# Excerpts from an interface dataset

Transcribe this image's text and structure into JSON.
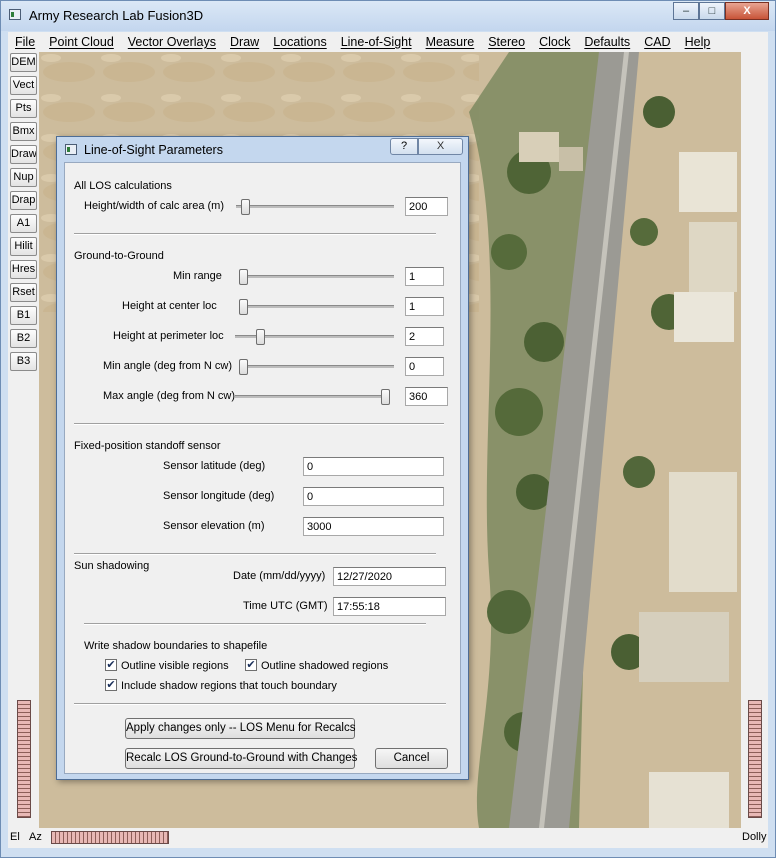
{
  "window": {
    "title": "Army Research Lab Fusion3D",
    "caption": {
      "minimize": "–",
      "maximize": "□",
      "close": "X"
    }
  },
  "menubar": [
    "File",
    "Point Cloud",
    "Vector Overlays",
    "Draw",
    "Locations",
    "Line-of-Sight",
    "Measure",
    "Stereo",
    "Clock",
    "Defaults",
    "CAD",
    "Help"
  ],
  "toolbar": [
    "DEM",
    "Vect",
    "Pts",
    "Bmx",
    "Draw",
    "Nup",
    "Drap",
    "A1",
    "Hilit",
    "Hres",
    "Rset",
    "B1",
    "B2",
    "B3"
  ],
  "bottom_bar": {
    "el_label": "El",
    "az_label": "Az",
    "dolly_label": "Dolly"
  },
  "dialog": {
    "title": "Line-of-Sight Parameters",
    "help_label": "?",
    "close_label": "X",
    "all_los": {
      "heading": "All LOS calculations",
      "calc_area": {
        "label": "Height/width of calc area (m)",
        "value": "200",
        "slider_fraction": 0.03
      }
    },
    "ground_to_ground": {
      "heading": "Ground-to-Ground",
      "min_range": {
        "label": "Min range",
        "value": "1",
        "slider_fraction": 0.0
      },
      "height_center": {
        "label": "Height at center loc",
        "value": "1",
        "slider_fraction": 0.0
      },
      "height_perimeter": {
        "label": "Height at perimeter loc",
        "value": "2",
        "slider_fraction": 0.14
      },
      "min_angle": {
        "label": "Min angle (deg from N cw)",
        "value": "0",
        "slider_fraction": 0.0
      },
      "max_angle": {
        "label": "Max angle (deg from N cw)",
        "value": "360",
        "slider_fraction": 1.0
      }
    },
    "standoff": {
      "heading": "Fixed-position standoff sensor",
      "latitude": {
        "label": "Sensor latitude (deg)",
        "value": "0"
      },
      "longitude": {
        "label": "Sensor longitude (deg)",
        "value": "0"
      },
      "elevation": {
        "label": "Sensor elevation (m)",
        "value": "3000"
      }
    },
    "sun": {
      "heading": "Sun shadowing",
      "date": {
        "label": "Date (mm/dd/yyyy)",
        "value": "12/27/2020"
      },
      "time": {
        "label": "Time UTC (GMT)",
        "value": "17:55:18"
      }
    },
    "shapefile": {
      "heading": "Write shadow boundaries to shapefile",
      "outline_visible": {
        "label": "Outline visible regions",
        "checked": true
      },
      "outline_shadowed": {
        "label": "Outline shadowed regions",
        "checked": true
      },
      "include_boundary": {
        "label": "Include shadow regions that touch boundary",
        "checked": true
      }
    },
    "buttons": {
      "apply": "Apply changes only -- LOS Menu for Recalcs",
      "recalc": "Recalc LOS Ground-to-Ground with Changes",
      "cancel": "Cancel"
    }
  }
}
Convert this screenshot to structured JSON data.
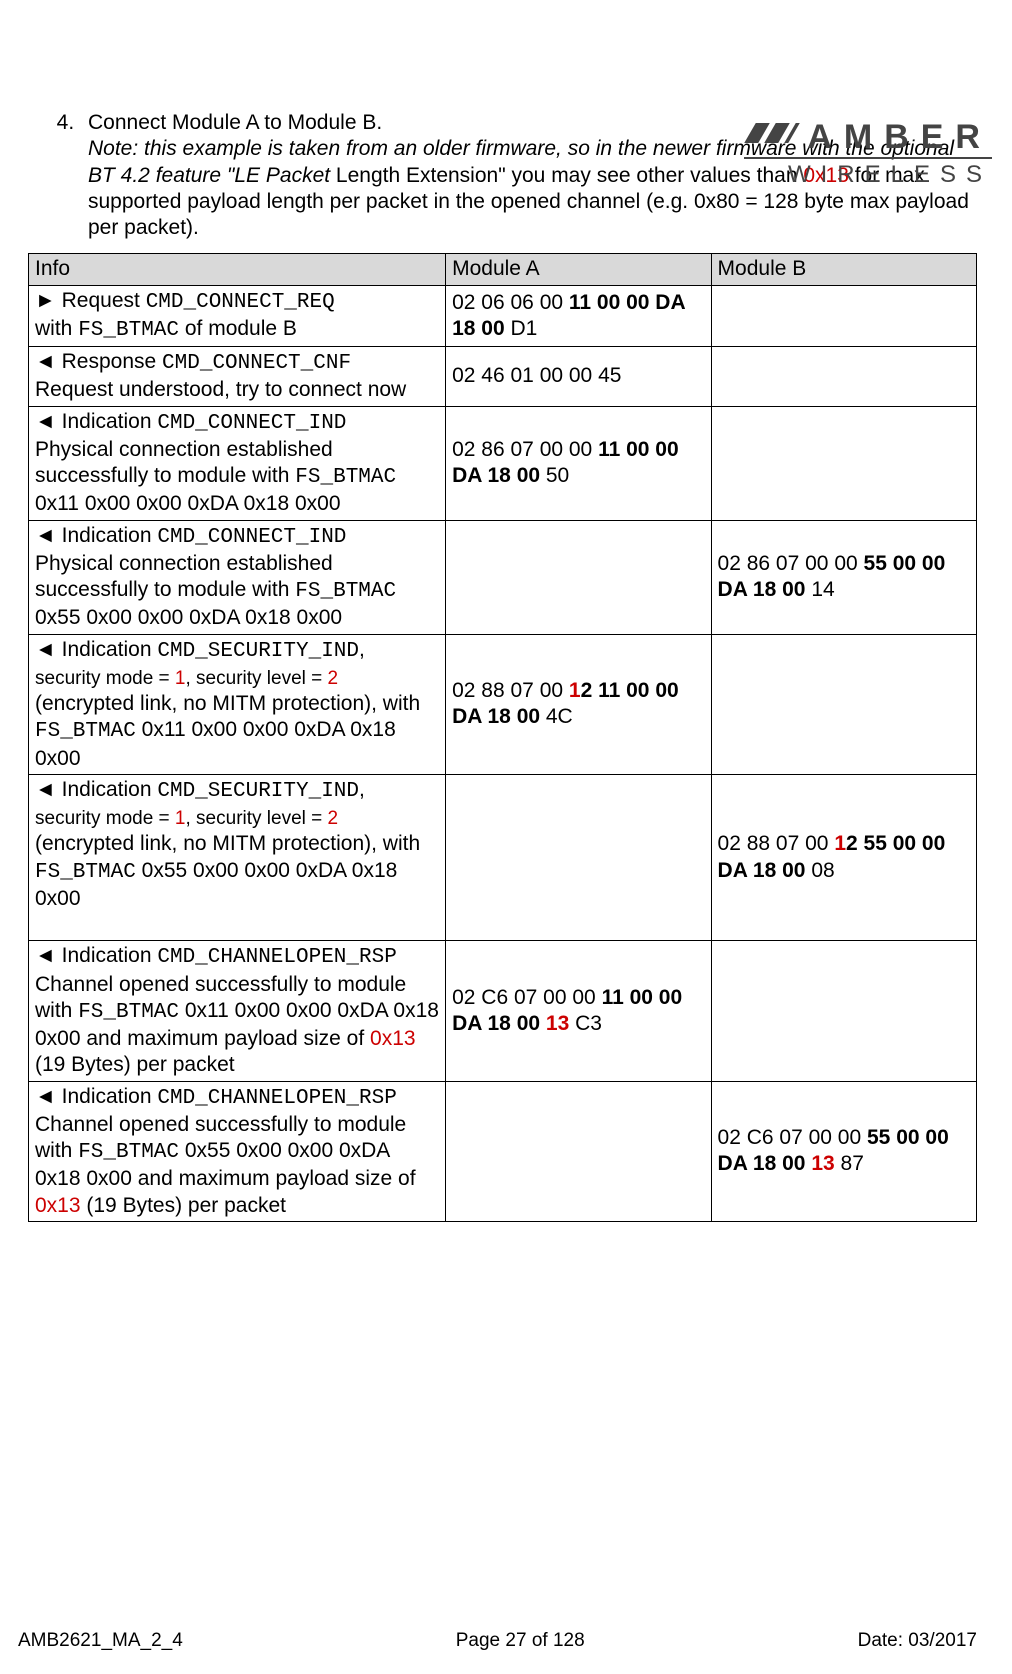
{
  "logo": {
    "top": "AMBER",
    "bottom": "WIRELESS"
  },
  "list": {
    "num": "4.",
    "line1": "Connect Module A to Module B.",
    "note_i1": "Note: this example is taken from an older firmware, so in the newer firmware with the optional BT 4.2 feature \"LE Packet ",
    "note_p1": "Length Extension\" you may see other values than ",
    "hex1": "0x13",
    "note_p2": " for max supported payload length per packet in the opened channel (e.g. 0x80 = 128 byte max payload per packet)."
  },
  "headers": {
    "h1": "Info",
    "h2": "Module A",
    "h3": "Module B"
  },
  "rows": [
    {
      "info": {
        "arrow": "►",
        "t1": " Request ",
        "cmd": "CMD_CONNECT_REQ",
        "br": true,
        "t2": "with ",
        "mono2": "FS_BTMAC",
        "t3": " of module B"
      },
      "a": {
        "pre": "02 06 06 00 ",
        "bold": "11 00 00 DA 18 00",
        "post": " D1"
      },
      "b": {}
    },
    {
      "info": {
        "arrow": "◄",
        "t1": " Response ",
        "cmd": "CMD_CONNECT_CNF",
        "br": true,
        "t2": "Request understood, try to connect now"
      },
      "a": {
        "pre": "02 46 01 00 00 45"
      },
      "b": {}
    },
    {
      "info": {
        "arrow": "◄",
        "t1": " Indication ",
        "cmd": "CMD_CONNECT_IND",
        "br": true,
        "t2": "Physical connection established successfully to module with ",
        "mono2": "FS_BTMAC",
        "t3": " 0x11 0x00 0x00 0xDA 0x18 0x00"
      },
      "a": {
        "pre": "02 86 07 00 00 ",
        "bold": "11 00 00 DA 18 00",
        "post": " 50"
      },
      "b": {}
    },
    {
      "info": {
        "arrow": "◄",
        "t1": " Indication ",
        "cmd": "CMD_CONNECT_IND",
        "br": true,
        "t2": "Physical connection established successfully to module with ",
        "mono2": "FS_BTMAC",
        "t3": " 0x55 0x00 0x00 0xDA 0x18 0x00"
      },
      "a": {},
      "b": {
        "pre": "02 86 07 00 00 ",
        "bold": "55 00 00 DA 18 00",
        "post": " 14"
      }
    },
    {
      "info": {
        "arrow": "◄",
        "t1": " Indication ",
        "cmd": "CMD_SECURITY_IND",
        "after_cmd": ",",
        "br": true,
        "sm_pre": "security mode = ",
        "sm_red1": "1",
        "sm_mid": ", security level = ",
        "sm_red2": "2",
        "t2": " (encrypted link, no MITM protection), with ",
        "mono2": "FS_BTMAC",
        "t3": " 0x11 0x00 0x00 0xDA 0x18 0x00"
      },
      "a": {
        "pre": "02 88 07 00 ",
        "redb": "1",
        "midb": "2 11 00 00 DA 18 00",
        "post": " 4C"
      },
      "b": {}
    },
    {
      "info": {
        "arrow": "◄",
        "t1": " Indication ",
        "cmd": "CMD_SECURITY_IND",
        "after_cmd": ",",
        "br": true,
        "sm_pre": "security mode = ",
        "sm_red1": "1",
        "sm_mid": ", security level = ",
        "sm_red2": "2",
        "t2": " (encrypted link, no MITM protection), with ",
        "mono2": "FS_BTMAC",
        "t3": " 0x55 0x00 0x00 0xDA 0x18 0x00",
        "extra_br": true
      },
      "a": {},
      "b": {
        "pre": "02 88 07 00 ",
        "redb": "1",
        "midb": "2 55 00 00 DA 18 00",
        "post": " 08"
      }
    },
    {
      "info": {
        "arrow": "◄",
        "t1": " Indication ",
        "cmd": "CMD_CHANNELOPEN_RSP",
        "br": true,
        "t2": "Channel opened successfully to module with ",
        "mono2": "FS_BTMAC",
        "t3": " 0x11 0x00 0x00 0xDA 0x18 0x00 and maximum payload size of ",
        "red_tail": "0x13",
        "t4": " (19 Bytes) per packet"
      },
      "a": {
        "pre": "02 C6 07 00 00 ",
        "bold": "11 00 00 DA 18 00 ",
        "redb_plain": "13",
        "post": " C3"
      },
      "b": {}
    },
    {
      "info": {
        "arrow": "◄",
        "t1": " Indication ",
        "cmd": "CMD_CHANNELOPEN_RSP",
        "br": true,
        "t2": "Channel opened successfully to module with ",
        "mono2": "FS_BTMAC",
        "t3": " 0x55 0x00 0x00 0xDA 0x18 0x00 and maximum payload size of ",
        "red_tail": "0x13",
        "t4": " (19 Bytes) per packet"
      },
      "a": {},
      "b": {
        "pre": "02 C6 07 00 00 ",
        "bold": "55 00 00 DA 18 00 ",
        "redb_plain": "13",
        "post": " 87"
      }
    }
  ],
  "footer": {
    "left": "AMB2621_MA_2_4",
    "center": "Page 27 of 128",
    "right": "Date: 03/2017"
  }
}
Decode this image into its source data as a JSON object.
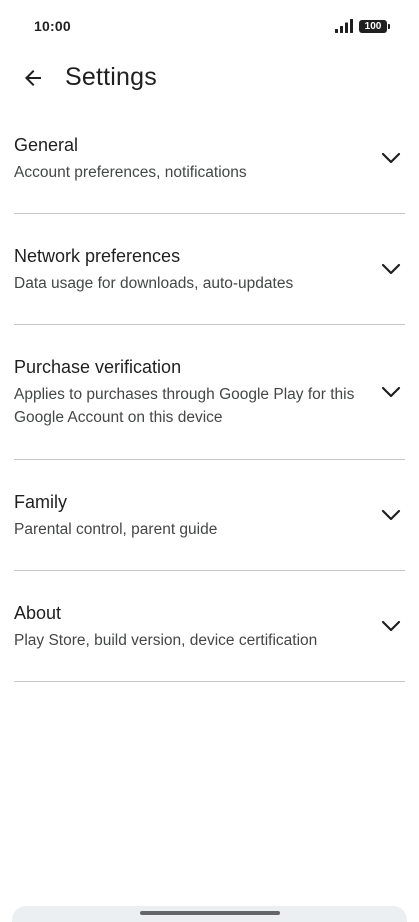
{
  "status_bar": {
    "time": "10:00",
    "battery": "100",
    "signal_icon": "signal-bars-icon"
  },
  "app_bar": {
    "back_icon": "arrow-back-icon",
    "title": "Settings"
  },
  "settings": {
    "items": [
      {
        "title": "General",
        "subtitle": "Account preferences, notifications",
        "icon": "chevron-down-icon"
      },
      {
        "title": "Network preferences",
        "subtitle": "Data usage for downloads, auto-updates",
        "icon": "chevron-down-icon"
      },
      {
        "title": "Purchase verification",
        "subtitle": "Applies to purchases through Google Play for this Google Account on this device",
        "icon": "chevron-down-icon"
      },
      {
        "title": "Family",
        "subtitle": "Parental control, parent guide",
        "icon": "chevron-down-icon"
      },
      {
        "title": "About",
        "subtitle": "Play Store, build version, device certification",
        "icon": "chevron-down-icon"
      }
    ]
  }
}
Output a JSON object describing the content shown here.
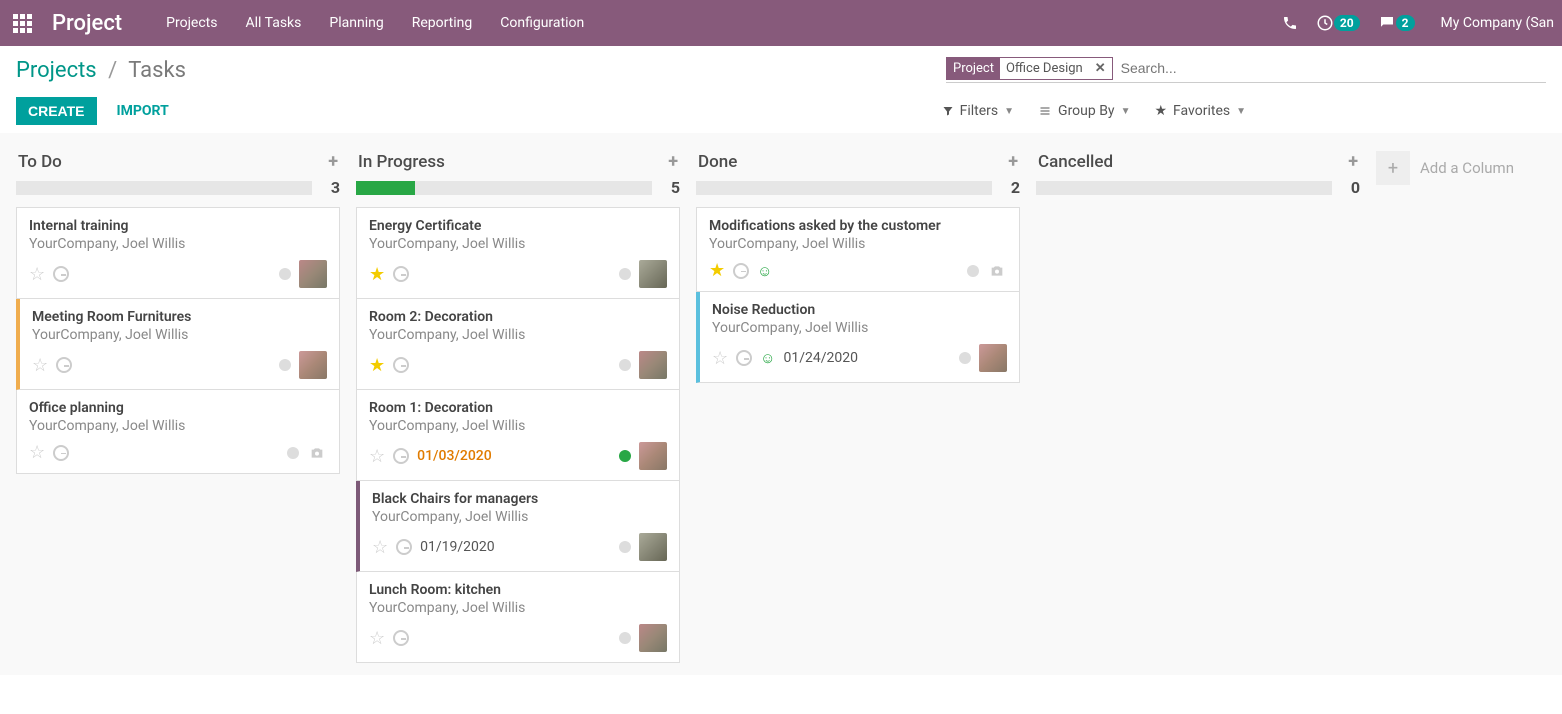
{
  "nav": {
    "app": "Project",
    "links": [
      "Projects",
      "All Tasks",
      "Planning",
      "Reporting",
      "Configuration"
    ],
    "timer_badge": "20",
    "chat_badge": "2",
    "company": "My Company (San "
  },
  "breadcrumb": {
    "link": "Projects",
    "sep": "/",
    "current": "Tasks"
  },
  "search": {
    "facet_label": "Project",
    "facet_value": "Office Design",
    "placeholder": "Search..."
  },
  "buttons": {
    "create": "CREATE",
    "import": "IMPORT"
  },
  "filters": {
    "filters": "Filters",
    "groupby": "Group By",
    "favorites": "Favorites"
  },
  "columns": [
    {
      "title": "To Do",
      "count": "3",
      "progress": 0,
      "cards": [
        {
          "title": "Internal training",
          "sub": "YourCompany, Joel Willis",
          "star": false,
          "stripe": "",
          "avatar": "a1"
        },
        {
          "title": "Meeting Room Furnitures",
          "sub": "YourCompany, Joel Willis",
          "star": false,
          "stripe": "left-yellow",
          "avatar": "a2"
        },
        {
          "title": "Office planning",
          "sub": "YourCompany, Joel Willis",
          "star": false,
          "stripe": "",
          "cam": true
        }
      ]
    },
    {
      "title": "In Progress",
      "count": "5",
      "progress": 20,
      "cards": [
        {
          "title": "Energy Certificate",
          "sub": "YourCompany, Joel Willis",
          "star": true,
          "avatar": "a3"
        },
        {
          "title": "Room 2: Decoration",
          "sub": "YourCompany, Joel Willis",
          "star": true,
          "avatar": "a1"
        },
        {
          "title": "Room 1: Decoration",
          "sub": "YourCompany, Joel Willis",
          "star": false,
          "date": "01/03/2020",
          "date_color": "orange",
          "dot": "green",
          "avatar": "a2"
        },
        {
          "title": "Black Chairs for managers",
          "sub": "YourCompany, Joel Willis",
          "star": false,
          "date": "01/19/2020",
          "stripe": "left-purple",
          "avatar": "a3"
        },
        {
          "title": "Lunch Room: kitchen",
          "sub": "YourCompany, Joel Willis",
          "star": false,
          "avatar": "a1"
        }
      ]
    },
    {
      "title": "Done",
      "count": "2",
      "progress": 0,
      "cards": [
        {
          "title": "Modifications asked by the customer",
          "sub": "YourCompany, Joel Willis",
          "star": true,
          "smiley": true,
          "cam": true
        },
        {
          "title": "Noise Reduction",
          "sub": "YourCompany, Joel Willis",
          "star": false,
          "smiley": true,
          "date": "01/24/2020",
          "stripe": "left-blue",
          "avatar": "a2"
        }
      ]
    },
    {
      "title": "Cancelled",
      "count": "0",
      "progress": 0,
      "cards": []
    }
  ],
  "add_column": "Add a Column"
}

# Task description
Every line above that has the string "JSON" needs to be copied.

# Expected answer
Transcribe this image's text and structure into JSON.
Convert this screenshot to structured JSON data.
Decode this image into its source data as a JSON object.
Output a JSON object describing the content shown here.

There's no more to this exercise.